## Data records for software interfaces
————————

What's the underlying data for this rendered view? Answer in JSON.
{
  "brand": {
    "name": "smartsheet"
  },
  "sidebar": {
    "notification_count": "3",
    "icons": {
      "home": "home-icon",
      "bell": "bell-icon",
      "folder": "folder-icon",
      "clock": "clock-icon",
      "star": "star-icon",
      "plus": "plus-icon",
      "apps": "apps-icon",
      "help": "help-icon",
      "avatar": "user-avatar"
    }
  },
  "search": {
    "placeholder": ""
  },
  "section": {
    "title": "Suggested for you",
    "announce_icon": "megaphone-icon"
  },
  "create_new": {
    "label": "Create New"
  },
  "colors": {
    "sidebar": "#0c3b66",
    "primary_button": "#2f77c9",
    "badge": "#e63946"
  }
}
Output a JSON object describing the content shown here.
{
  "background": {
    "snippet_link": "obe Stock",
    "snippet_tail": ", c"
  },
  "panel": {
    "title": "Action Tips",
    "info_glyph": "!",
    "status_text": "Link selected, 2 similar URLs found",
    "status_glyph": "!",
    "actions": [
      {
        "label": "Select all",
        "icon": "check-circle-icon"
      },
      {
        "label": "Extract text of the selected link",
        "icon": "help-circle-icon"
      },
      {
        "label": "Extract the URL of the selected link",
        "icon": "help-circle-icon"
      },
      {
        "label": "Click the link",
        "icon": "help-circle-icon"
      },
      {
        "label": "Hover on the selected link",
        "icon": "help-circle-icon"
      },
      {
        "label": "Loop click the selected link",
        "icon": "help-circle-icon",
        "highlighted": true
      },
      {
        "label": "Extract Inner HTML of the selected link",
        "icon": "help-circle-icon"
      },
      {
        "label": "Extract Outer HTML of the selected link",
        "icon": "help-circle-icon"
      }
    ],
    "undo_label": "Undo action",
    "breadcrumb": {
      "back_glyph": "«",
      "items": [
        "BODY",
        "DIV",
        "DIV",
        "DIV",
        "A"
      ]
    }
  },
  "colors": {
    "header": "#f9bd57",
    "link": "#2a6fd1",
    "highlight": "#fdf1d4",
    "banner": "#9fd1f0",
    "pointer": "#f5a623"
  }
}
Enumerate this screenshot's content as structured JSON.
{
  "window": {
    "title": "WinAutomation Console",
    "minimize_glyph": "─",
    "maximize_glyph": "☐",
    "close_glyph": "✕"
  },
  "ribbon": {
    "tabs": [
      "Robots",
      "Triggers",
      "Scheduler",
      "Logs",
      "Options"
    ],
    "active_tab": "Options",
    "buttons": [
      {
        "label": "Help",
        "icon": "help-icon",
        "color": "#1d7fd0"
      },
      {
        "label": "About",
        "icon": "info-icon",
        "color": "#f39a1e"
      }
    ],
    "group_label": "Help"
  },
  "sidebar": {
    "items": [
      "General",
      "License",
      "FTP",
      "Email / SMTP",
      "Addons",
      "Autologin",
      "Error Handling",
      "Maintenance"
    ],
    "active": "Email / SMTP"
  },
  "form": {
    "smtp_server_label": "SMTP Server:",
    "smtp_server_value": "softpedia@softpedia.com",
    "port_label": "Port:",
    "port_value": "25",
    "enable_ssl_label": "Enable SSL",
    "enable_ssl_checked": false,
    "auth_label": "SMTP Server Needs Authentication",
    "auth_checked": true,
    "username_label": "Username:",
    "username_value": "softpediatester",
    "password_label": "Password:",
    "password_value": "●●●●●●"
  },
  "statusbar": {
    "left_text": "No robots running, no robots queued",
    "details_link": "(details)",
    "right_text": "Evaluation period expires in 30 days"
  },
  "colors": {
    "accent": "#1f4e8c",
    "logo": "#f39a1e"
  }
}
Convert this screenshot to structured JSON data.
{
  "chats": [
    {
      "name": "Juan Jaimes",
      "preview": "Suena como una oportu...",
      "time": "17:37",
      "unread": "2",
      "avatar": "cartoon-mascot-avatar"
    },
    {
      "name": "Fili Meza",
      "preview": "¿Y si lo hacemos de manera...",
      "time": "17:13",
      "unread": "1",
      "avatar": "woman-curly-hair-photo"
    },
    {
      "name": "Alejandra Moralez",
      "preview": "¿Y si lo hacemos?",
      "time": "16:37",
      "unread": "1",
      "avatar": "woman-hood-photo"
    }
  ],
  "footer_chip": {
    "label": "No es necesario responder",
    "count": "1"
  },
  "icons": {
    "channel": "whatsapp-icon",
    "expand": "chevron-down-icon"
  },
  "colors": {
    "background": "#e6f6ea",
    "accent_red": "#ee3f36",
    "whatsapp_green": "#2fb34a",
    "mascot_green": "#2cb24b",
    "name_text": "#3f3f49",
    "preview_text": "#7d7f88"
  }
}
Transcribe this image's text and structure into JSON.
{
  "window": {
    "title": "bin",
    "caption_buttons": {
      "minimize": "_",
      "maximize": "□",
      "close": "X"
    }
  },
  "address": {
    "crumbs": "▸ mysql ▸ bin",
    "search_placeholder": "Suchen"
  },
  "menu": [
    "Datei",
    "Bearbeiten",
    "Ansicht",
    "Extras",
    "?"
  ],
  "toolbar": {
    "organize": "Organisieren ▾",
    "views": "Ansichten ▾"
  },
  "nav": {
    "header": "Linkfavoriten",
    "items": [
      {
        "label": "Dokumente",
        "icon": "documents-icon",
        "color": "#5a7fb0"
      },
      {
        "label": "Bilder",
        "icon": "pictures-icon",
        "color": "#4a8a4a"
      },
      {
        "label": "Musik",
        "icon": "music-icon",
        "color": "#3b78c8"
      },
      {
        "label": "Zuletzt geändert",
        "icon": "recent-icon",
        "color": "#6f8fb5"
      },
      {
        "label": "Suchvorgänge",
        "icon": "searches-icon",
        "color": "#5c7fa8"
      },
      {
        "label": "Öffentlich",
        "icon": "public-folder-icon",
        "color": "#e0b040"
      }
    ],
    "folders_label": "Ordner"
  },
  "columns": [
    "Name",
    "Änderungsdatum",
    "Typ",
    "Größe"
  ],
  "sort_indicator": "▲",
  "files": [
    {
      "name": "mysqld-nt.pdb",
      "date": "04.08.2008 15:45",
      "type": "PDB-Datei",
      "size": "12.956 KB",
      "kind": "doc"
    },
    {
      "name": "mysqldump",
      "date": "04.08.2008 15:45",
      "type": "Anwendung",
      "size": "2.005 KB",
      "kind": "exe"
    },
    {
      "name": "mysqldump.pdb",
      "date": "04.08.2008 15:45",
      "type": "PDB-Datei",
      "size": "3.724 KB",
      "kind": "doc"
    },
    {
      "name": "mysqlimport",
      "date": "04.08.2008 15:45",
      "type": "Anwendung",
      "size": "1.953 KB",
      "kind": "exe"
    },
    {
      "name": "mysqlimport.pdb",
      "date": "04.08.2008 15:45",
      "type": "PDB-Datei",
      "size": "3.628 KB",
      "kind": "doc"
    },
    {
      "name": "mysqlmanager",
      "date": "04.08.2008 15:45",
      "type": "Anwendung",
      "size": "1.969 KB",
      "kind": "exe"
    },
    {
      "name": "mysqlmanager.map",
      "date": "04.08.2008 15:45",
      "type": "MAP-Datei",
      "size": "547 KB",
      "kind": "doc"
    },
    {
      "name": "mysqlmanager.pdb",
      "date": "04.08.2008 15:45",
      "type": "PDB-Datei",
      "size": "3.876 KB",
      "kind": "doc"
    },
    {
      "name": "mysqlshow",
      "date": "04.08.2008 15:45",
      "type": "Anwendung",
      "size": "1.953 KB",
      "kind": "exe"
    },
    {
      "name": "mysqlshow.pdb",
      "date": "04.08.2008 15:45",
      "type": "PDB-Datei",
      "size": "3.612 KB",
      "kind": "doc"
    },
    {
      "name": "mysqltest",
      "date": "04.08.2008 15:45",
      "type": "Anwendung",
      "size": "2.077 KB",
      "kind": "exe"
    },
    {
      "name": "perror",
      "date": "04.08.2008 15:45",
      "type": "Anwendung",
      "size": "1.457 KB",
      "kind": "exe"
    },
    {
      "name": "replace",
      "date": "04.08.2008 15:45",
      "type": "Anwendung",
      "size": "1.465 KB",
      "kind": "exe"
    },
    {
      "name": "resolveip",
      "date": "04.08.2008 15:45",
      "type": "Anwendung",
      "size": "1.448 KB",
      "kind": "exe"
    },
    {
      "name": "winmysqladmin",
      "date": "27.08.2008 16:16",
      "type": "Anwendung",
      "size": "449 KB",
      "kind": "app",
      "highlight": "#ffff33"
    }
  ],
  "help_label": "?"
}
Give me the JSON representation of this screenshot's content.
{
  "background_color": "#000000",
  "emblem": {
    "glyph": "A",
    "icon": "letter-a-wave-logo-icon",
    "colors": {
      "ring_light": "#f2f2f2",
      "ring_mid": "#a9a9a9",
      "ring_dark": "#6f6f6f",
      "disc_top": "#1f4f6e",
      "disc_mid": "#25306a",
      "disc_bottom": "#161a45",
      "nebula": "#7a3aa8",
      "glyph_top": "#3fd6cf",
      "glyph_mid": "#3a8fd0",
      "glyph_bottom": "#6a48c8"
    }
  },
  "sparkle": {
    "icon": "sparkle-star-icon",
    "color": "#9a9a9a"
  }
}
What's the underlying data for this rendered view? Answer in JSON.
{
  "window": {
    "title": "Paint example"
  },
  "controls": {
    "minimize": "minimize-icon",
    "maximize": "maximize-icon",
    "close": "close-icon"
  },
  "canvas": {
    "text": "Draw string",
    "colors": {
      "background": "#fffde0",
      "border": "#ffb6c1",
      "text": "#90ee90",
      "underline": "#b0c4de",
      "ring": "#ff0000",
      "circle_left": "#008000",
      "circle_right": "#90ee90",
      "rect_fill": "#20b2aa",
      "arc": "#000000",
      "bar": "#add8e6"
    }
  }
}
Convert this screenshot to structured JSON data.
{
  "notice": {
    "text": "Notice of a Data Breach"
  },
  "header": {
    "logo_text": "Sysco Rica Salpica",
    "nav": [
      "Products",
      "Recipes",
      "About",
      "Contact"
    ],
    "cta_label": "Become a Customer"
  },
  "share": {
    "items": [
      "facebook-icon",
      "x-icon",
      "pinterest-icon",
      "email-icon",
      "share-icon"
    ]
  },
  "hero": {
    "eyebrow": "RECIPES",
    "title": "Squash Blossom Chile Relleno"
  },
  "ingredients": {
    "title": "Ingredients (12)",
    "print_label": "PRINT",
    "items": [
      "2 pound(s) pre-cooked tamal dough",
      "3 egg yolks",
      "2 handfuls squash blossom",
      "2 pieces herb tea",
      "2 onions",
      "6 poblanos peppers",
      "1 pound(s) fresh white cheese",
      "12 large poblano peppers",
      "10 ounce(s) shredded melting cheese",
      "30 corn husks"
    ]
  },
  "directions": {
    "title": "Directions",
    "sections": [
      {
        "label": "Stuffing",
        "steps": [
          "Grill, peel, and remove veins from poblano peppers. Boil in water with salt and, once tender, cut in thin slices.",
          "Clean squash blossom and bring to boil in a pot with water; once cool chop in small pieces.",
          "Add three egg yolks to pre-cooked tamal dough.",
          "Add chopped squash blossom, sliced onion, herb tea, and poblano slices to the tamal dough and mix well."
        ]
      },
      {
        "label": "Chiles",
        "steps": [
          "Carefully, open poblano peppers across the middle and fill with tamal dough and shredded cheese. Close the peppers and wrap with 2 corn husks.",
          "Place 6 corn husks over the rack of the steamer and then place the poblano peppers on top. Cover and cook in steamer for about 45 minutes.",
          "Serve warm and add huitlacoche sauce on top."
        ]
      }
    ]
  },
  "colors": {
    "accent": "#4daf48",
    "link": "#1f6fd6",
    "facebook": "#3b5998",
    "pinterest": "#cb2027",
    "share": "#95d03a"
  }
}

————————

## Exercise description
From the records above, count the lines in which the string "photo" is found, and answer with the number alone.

## Response to the task
2